The total child support obligation is calculated by adding the child care costs, health insurance costs and extraordinary expenses to the basic child support obligation. The non-custodial parent’s obligation is determined by multiplying the total child support obligation by his or her percentage of combined adjusted gross income. The non-custodial parent receives credit for the amount of child care costs, health insurance premiums and extraordinary expenses that they pay out-of-pocket. The resulting amount is the child support obligation owed to the custodial parent.
Upon its own motion or upon a motion from either party, the Court may deviate from the Guidelines in cases where application of the Guidelines would be inequitable to one of the parties or to the child. Detailed information on the parents’ income and expenses and the reasonable needs of the child are required for a party requesting a deviation from the Guidelines.

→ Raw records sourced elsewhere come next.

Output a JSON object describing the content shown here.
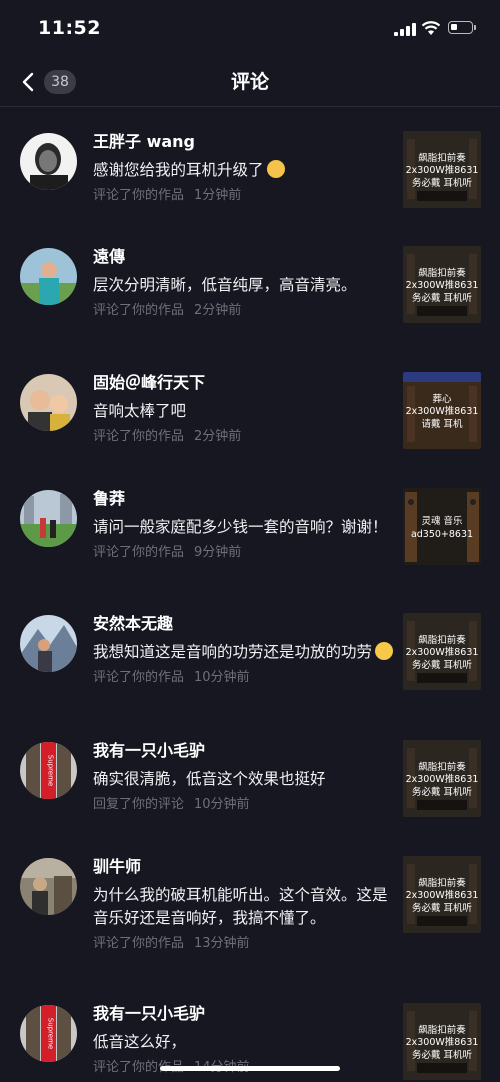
{
  "status_bar": {
    "time": "11:52"
  },
  "nav": {
    "title": "评论",
    "count": "38"
  },
  "comments": [
    {
      "username": "王胖子 wang",
      "text": "感谢您给我的耳机升级了",
      "emoji": "thinking-face",
      "meta_action": "评论了你的作品",
      "time": "1分钟前",
      "thumb_lines": [
        "飙脂扣前奏",
        "2x300W推8631",
        "务必戴  耳机听"
      ]
    },
    {
      "username": "遠傳",
      "text": "层次分明清晰，低音纯厚，高音清亮。",
      "emoji": "",
      "meta_action": "评论了你的作品",
      "time": "2分钟前",
      "thumb_lines": [
        "飙脂扣前奏",
        "2x300W推8631",
        "务必戴  耳机听"
      ]
    },
    {
      "username": "固始＠峰行天下",
      "text": "音响太棒了吧",
      "emoji": "",
      "meta_action": "评论了你的作品",
      "time": "2分钟前",
      "thumb_lines": [
        "葬心",
        "2x300W推8631",
        "请戴  耳机"
      ]
    },
    {
      "username": "鲁莽",
      "text": "请问一般家庭配多少钱一套的音响？谢谢！",
      "emoji": "",
      "meta_action": "评论了你的作品",
      "time": "9分钟前",
      "thumb_lines": [
        "灵魂  音乐",
        "ad350+8631"
      ]
    },
    {
      "username": "安然本无趣",
      "text": "我想知道这是音响的功劳还是功放的功劳",
      "emoji": "laughing-face",
      "meta_action": "评论了你的作品",
      "time": "10分钟前",
      "thumb_lines": [
        "飙脂扣前奏",
        "2x300W推8631",
        "务必戴  耳机听"
      ]
    },
    {
      "username": "我有一只小毛驴",
      "text": "确实很清脆，低音这个效果也挺好",
      "emoji": "",
      "meta_action": "回复了你的评论",
      "time": "10分钟前",
      "thumb_lines": [
        "飙脂扣前奏",
        "2x300W推8631",
        "务必戴  耳机听"
      ]
    },
    {
      "username": "驯牛师",
      "text": "为什么我的破耳机能听出。这个音效。这是音乐好还是音响好，我搞不懂了。",
      "emoji": "",
      "meta_action": "评论了你的作品",
      "time": "13分钟前",
      "thumb_lines": [
        "飙脂扣前奏",
        "2x300W推8631",
        "务必戴  耳机听"
      ]
    },
    {
      "username": "我有一只小毛驴",
      "text": "低音这么好，",
      "emoji": "",
      "meta_action": "评论了你的作品",
      "time": "14分钟前",
      "thumb_lines": [
        "飙脂扣前奏",
        "2x300W推8631",
        "务必戴  耳机听"
      ]
    }
  ],
  "avatar_text": {
    "supreme": "Supreme"
  },
  "colors": {
    "background": "#161721",
    "meta": "#6e6f7a",
    "badge": "#3b3c46"
  }
}
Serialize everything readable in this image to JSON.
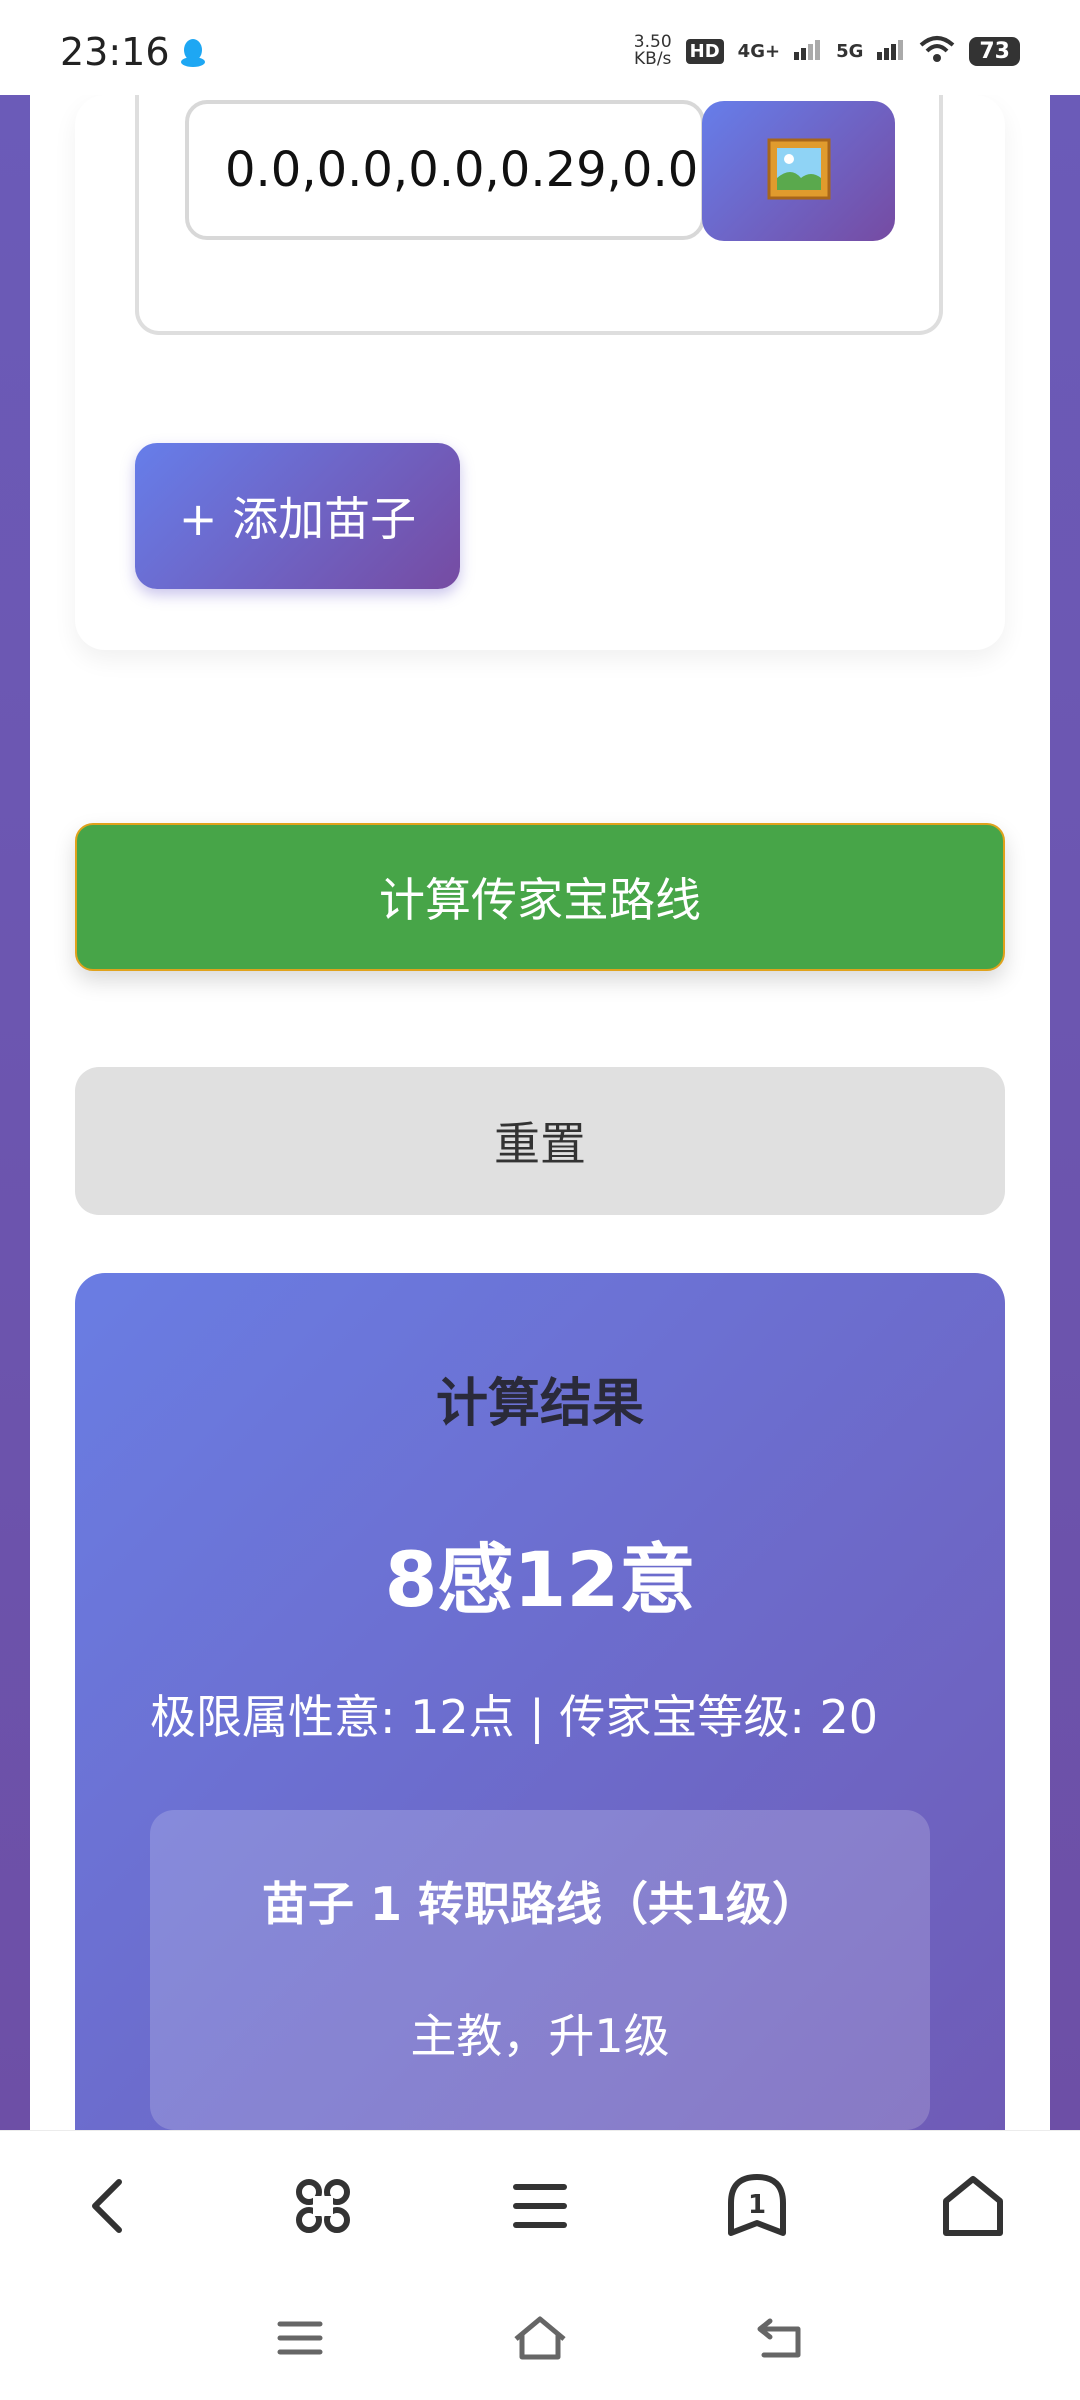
{
  "status_bar": {
    "time": "23:16",
    "speed_value": "3.50",
    "speed_unit": "KB/s",
    "hd_label": "HD",
    "signal_1": "4G+",
    "signal_2": "5G",
    "battery": "73"
  },
  "seedling": {
    "values_input": "0.0,0.0,0.0,0.29,0.0",
    "image_button_icon": "framed-picture-icon"
  },
  "buttons": {
    "add_seedling": "+ 添加苗子",
    "calculate": "计算传家宝路线",
    "reset": "重置"
  },
  "result": {
    "title": "计算结果",
    "value": "8感12意",
    "detail": "极限属性意: 12点 | 传家宝等级: 20",
    "route_title": "苗子 1 转职路线（共1级）",
    "route_step": "主教，升1级"
  },
  "toolbar": {
    "icons": [
      "back-icon",
      "command-icon",
      "menu-icon",
      "tabs-icon",
      "home-icon"
    ],
    "tab_count": "1"
  },
  "colors": {
    "accent_start": "#667eea",
    "accent_end": "#764ba2",
    "calculate_green": "#47a548",
    "reset_gray": "#e0e0e0"
  }
}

Child support and visitation are totally separate issues. Some non-custodial parents withhold child support unless they get the visitation they want. Likewise, many custodial parents deny the non-custodial parent visitation unless they pay child support. Parents need to resolve these issues separately and not at the expense of the children, who are the ones who suffer when child support is not paid or visitation is denied.
Rose Stout is a Board Certified Family Law Specialist by the North Carolina State Bar Board of Legal Specialization. She concentrates her practice in the area of domestic law and represents clients in all aspects of family law, including divorce, custody, equitable distribution, child support and alimony. Rose has extensive trial experience at the district court level and has spoken at family law seminars on various family law issues....LEARN MORE